■ **MATERIAL TO PROCESS**:

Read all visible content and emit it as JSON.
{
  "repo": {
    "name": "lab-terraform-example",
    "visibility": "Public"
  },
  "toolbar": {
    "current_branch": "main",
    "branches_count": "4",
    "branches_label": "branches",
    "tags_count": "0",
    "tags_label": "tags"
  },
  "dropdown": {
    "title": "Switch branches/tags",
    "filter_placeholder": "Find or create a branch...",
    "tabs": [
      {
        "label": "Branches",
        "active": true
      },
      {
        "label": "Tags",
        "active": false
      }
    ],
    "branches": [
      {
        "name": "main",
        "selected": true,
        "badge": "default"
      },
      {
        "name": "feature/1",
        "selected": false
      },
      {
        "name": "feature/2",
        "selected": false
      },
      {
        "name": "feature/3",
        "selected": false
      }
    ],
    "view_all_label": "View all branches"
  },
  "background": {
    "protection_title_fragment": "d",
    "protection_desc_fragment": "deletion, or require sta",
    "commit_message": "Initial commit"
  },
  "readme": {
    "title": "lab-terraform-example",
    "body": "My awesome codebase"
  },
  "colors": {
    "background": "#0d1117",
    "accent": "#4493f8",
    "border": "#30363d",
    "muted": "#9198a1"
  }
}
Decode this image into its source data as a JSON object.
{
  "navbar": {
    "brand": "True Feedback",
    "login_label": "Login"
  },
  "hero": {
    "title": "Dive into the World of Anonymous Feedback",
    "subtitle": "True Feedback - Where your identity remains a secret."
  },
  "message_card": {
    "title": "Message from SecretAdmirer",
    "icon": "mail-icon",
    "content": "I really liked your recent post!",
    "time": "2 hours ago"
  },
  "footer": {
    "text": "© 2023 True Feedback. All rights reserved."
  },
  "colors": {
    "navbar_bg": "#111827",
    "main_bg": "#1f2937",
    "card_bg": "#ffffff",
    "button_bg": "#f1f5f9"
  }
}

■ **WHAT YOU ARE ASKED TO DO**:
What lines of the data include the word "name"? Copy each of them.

■ **RESPONSE AREA**:
    "name": "lab-terraform-example",
        "name": "main",
        "name": "feature/1",
        "name": "feature/2",
        "name": "feature/3",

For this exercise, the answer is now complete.